▼
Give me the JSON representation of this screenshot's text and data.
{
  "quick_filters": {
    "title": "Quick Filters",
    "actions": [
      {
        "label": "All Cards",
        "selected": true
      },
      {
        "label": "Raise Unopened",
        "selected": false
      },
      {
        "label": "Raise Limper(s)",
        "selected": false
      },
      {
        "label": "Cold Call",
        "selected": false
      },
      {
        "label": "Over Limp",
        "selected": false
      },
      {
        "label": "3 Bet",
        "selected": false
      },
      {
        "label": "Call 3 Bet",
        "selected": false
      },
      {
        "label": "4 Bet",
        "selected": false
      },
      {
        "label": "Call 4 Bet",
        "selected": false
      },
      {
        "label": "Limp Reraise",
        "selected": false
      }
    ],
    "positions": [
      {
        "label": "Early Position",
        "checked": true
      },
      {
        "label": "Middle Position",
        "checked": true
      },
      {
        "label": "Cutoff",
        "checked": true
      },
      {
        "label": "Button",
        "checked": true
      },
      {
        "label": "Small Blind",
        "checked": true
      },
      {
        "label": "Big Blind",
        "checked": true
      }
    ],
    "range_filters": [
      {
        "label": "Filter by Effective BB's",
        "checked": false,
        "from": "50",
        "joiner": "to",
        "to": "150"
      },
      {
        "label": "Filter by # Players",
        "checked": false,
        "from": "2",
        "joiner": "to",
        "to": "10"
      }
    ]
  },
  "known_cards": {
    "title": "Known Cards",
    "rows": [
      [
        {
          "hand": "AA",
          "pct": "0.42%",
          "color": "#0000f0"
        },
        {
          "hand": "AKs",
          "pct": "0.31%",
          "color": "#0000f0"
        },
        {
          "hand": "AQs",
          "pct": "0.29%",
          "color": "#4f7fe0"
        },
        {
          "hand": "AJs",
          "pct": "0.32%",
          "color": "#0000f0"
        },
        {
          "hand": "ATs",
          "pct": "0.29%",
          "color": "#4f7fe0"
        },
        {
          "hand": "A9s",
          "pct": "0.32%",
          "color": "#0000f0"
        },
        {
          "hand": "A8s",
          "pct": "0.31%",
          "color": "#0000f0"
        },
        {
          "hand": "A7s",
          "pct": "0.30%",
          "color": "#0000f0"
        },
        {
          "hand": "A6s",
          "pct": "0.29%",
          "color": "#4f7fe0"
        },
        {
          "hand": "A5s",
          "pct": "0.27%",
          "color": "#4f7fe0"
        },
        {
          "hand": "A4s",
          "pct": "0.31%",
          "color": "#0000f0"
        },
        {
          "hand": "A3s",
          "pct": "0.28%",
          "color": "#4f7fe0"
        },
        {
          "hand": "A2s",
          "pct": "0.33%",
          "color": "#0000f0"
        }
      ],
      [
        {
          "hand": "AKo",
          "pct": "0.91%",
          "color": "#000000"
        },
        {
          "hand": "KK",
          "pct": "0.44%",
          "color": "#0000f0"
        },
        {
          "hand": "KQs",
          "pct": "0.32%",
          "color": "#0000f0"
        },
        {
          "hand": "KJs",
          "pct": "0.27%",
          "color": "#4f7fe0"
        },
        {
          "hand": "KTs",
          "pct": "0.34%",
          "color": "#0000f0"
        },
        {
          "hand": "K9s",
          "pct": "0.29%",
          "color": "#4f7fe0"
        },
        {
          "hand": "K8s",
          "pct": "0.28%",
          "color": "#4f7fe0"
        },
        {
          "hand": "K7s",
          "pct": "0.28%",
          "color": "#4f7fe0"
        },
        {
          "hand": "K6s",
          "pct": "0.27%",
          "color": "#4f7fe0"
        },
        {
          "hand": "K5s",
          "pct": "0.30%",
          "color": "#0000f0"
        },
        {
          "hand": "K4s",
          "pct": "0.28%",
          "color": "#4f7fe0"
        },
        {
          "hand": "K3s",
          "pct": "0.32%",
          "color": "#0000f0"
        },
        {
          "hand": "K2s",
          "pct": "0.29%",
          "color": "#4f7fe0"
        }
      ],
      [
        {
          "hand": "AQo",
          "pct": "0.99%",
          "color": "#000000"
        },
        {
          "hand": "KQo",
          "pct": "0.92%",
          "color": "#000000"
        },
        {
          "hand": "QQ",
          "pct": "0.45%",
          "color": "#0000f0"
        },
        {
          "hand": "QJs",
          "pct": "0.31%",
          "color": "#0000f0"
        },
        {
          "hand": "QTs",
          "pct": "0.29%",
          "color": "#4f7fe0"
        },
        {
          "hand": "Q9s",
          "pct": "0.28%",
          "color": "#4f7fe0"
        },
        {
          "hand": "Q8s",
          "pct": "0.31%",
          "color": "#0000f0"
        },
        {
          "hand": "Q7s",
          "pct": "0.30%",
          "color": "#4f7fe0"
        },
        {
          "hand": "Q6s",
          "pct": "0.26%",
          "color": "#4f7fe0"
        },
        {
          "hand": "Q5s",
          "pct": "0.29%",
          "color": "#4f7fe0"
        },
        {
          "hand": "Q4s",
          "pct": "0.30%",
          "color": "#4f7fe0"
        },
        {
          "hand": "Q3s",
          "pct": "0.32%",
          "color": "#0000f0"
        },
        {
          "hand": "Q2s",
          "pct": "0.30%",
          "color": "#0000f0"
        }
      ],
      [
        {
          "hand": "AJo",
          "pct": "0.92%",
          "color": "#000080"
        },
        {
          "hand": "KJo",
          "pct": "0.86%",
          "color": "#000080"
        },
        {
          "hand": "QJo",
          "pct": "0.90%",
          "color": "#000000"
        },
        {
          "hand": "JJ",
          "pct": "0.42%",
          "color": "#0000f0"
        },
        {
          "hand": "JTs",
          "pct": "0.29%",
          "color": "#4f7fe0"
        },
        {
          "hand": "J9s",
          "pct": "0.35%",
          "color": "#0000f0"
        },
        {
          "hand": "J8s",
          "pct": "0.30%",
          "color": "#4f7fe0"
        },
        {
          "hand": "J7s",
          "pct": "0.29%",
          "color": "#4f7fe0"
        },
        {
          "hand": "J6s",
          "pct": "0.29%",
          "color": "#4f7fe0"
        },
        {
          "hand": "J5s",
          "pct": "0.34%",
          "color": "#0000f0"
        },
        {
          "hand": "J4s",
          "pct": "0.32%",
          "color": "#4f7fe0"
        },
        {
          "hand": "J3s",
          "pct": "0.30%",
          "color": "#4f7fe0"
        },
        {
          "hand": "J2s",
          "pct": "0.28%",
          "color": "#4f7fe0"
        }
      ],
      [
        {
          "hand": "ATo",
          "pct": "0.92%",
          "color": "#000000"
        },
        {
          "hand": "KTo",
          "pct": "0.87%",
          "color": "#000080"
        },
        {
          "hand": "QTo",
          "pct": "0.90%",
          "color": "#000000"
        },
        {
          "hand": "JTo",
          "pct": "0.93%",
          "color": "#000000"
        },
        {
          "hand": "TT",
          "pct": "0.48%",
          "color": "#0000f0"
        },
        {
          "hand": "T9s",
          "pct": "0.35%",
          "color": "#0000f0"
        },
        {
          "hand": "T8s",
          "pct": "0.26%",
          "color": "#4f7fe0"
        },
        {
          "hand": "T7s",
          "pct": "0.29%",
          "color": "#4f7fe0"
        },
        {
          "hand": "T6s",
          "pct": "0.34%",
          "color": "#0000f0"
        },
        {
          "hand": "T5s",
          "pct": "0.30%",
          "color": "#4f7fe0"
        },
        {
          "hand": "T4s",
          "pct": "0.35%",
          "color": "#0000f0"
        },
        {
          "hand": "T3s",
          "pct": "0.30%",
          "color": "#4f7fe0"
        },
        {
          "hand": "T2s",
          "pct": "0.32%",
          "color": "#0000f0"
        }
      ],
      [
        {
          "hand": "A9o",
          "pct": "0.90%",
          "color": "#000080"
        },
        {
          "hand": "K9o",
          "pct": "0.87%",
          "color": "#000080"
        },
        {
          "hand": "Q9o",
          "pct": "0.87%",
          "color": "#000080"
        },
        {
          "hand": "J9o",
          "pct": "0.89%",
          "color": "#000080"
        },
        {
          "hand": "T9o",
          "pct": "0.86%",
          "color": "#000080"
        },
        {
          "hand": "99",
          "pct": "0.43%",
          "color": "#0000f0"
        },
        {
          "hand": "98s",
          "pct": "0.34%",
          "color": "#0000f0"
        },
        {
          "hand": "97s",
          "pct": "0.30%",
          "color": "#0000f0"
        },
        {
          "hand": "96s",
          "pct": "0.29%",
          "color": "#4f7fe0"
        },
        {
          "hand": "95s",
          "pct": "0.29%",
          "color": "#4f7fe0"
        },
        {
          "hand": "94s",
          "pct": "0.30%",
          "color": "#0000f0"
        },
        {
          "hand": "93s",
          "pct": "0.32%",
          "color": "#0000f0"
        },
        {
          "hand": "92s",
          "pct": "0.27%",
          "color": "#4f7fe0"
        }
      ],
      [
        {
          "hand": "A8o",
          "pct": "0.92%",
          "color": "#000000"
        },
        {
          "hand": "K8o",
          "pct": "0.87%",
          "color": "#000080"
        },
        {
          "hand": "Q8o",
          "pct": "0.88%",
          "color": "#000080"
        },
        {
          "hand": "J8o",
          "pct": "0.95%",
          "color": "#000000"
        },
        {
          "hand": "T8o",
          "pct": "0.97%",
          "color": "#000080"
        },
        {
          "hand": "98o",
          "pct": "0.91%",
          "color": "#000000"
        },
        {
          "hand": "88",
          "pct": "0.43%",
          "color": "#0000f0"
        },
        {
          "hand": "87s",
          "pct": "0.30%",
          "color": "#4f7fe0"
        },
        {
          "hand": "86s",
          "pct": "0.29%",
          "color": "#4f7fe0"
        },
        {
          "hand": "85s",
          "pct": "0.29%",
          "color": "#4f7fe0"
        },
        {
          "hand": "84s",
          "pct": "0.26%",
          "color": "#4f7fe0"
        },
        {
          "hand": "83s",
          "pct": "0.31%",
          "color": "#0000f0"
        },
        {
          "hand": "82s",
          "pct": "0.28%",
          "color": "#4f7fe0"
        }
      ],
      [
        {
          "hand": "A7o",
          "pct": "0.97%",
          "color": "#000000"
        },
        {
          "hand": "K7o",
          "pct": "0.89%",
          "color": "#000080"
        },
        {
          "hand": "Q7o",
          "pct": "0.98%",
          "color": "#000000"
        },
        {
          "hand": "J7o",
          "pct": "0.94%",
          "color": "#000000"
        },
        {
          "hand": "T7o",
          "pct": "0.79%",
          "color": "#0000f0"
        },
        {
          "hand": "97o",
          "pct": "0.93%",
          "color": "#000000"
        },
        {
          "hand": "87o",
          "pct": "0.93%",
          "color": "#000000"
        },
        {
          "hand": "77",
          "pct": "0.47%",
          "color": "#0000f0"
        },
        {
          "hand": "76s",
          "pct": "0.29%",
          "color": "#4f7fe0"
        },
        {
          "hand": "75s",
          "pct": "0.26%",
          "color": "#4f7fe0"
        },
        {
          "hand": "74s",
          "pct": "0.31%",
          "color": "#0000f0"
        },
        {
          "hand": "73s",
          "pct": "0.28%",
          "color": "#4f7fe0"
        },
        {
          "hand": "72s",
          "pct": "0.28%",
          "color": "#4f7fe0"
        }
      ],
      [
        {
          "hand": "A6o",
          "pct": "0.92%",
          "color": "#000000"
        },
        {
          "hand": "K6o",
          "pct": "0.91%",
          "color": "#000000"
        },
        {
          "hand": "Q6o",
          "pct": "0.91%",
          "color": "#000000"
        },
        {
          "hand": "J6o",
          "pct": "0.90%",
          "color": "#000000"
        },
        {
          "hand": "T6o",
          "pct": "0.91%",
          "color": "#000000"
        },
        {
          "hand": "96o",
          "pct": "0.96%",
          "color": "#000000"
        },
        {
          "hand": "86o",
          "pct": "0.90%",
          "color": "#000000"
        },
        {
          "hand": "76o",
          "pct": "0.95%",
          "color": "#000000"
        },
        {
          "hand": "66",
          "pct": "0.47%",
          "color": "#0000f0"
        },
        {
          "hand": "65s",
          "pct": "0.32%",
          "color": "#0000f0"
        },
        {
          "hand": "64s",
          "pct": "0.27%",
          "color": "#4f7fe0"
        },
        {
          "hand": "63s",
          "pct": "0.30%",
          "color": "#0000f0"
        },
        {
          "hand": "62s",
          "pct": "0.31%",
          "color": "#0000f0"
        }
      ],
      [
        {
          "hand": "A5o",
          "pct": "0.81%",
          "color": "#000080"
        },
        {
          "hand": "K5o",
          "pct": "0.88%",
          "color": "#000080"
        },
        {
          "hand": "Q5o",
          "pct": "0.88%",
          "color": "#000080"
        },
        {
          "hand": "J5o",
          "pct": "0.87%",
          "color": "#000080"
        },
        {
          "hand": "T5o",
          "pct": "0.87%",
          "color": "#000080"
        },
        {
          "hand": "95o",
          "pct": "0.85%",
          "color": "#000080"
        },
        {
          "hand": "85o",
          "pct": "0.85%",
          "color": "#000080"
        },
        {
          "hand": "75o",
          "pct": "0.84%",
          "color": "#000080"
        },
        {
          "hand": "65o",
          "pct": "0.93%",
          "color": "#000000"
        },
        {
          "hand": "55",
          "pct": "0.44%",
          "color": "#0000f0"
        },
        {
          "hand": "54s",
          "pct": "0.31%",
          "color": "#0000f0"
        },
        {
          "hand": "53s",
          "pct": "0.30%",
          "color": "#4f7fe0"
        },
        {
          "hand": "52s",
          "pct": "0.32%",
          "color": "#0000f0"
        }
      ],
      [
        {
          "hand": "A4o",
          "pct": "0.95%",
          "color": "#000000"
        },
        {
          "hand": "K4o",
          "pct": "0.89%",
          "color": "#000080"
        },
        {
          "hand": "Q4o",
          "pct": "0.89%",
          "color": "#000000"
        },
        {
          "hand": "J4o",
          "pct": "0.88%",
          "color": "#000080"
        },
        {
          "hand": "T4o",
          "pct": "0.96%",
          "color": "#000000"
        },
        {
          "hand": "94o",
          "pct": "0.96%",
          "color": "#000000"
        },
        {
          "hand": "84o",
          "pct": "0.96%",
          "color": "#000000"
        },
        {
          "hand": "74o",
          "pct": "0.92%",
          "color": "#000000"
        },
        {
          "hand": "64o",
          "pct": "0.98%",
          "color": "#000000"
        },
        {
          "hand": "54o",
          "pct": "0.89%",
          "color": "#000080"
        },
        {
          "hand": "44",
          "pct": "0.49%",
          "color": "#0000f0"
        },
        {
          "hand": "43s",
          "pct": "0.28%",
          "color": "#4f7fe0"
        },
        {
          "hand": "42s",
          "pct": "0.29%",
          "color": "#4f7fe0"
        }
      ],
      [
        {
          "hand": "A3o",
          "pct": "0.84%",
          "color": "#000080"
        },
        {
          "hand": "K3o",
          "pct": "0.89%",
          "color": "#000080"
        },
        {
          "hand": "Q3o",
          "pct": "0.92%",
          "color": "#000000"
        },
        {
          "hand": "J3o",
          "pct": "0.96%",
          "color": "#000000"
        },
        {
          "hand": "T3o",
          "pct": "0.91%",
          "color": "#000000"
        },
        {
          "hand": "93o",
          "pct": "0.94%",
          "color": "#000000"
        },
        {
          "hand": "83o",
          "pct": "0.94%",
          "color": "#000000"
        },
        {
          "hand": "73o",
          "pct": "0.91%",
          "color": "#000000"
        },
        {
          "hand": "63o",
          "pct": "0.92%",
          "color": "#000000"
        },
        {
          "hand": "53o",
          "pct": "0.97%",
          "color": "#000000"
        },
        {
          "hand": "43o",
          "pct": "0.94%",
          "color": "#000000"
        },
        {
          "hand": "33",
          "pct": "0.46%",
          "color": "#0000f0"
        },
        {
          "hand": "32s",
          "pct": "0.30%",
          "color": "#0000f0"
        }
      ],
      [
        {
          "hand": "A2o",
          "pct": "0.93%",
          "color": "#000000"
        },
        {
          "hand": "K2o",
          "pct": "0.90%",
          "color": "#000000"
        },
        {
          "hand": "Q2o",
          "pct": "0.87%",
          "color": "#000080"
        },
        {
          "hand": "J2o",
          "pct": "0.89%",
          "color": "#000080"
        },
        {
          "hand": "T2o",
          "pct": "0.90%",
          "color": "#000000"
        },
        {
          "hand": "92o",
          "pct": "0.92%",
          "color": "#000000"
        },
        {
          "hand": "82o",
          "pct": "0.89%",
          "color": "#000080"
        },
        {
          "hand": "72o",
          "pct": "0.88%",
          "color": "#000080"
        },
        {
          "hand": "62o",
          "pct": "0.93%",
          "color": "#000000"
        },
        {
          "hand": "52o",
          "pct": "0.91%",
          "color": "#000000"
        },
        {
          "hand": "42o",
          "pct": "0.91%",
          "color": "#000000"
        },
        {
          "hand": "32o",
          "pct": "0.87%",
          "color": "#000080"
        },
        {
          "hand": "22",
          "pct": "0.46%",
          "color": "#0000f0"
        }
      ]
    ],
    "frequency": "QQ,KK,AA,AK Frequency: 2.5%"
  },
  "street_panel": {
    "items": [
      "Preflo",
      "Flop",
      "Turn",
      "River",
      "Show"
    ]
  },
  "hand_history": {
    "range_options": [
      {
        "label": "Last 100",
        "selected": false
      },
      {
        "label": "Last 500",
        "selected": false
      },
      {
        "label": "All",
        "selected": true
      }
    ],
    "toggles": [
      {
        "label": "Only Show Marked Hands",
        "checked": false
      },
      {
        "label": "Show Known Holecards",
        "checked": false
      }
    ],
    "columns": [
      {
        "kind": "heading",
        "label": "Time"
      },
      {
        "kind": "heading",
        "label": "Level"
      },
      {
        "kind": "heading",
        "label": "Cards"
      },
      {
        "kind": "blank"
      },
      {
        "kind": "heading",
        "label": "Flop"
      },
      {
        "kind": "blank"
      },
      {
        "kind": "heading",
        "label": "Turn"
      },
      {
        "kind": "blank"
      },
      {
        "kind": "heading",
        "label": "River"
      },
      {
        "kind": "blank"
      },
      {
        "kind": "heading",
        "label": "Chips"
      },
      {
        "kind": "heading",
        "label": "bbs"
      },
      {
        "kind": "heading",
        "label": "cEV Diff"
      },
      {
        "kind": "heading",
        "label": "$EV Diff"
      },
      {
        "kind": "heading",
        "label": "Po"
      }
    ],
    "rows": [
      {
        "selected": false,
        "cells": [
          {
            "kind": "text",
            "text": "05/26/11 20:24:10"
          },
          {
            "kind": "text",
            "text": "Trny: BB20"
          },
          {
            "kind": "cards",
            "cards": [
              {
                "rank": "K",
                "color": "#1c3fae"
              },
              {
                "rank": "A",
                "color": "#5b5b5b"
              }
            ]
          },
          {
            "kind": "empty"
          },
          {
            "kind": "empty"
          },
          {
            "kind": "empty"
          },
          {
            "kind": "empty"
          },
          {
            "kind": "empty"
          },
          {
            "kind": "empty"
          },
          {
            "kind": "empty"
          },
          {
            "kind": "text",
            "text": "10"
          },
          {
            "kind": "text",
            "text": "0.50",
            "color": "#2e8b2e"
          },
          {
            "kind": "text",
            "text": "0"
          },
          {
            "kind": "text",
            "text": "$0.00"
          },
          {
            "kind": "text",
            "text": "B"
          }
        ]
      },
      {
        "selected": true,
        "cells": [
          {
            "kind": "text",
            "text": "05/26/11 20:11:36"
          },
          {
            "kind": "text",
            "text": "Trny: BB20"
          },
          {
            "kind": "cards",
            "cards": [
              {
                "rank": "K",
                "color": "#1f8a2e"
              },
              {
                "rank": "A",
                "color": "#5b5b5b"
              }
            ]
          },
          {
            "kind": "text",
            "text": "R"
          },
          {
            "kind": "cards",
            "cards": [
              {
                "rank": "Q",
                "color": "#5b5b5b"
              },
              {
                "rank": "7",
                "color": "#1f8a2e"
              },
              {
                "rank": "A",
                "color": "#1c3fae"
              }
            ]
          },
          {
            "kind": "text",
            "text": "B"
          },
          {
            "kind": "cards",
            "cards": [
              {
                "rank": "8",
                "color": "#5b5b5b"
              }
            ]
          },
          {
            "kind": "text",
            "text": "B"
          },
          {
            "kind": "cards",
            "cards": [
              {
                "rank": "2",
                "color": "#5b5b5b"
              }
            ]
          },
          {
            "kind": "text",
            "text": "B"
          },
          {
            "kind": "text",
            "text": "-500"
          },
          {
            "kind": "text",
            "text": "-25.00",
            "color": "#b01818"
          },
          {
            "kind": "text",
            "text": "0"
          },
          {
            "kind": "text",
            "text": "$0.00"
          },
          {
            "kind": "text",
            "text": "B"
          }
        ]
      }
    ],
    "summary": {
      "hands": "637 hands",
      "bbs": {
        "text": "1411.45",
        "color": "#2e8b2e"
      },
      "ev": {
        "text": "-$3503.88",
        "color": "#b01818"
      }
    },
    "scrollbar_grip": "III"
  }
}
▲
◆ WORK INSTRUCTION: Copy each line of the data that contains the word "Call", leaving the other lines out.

◆ SOLUTION TO THE PROBLEM:
        "label": "Cold Call",
        "label": "Call 3 Bet",
        "label": "Call 4 Bet",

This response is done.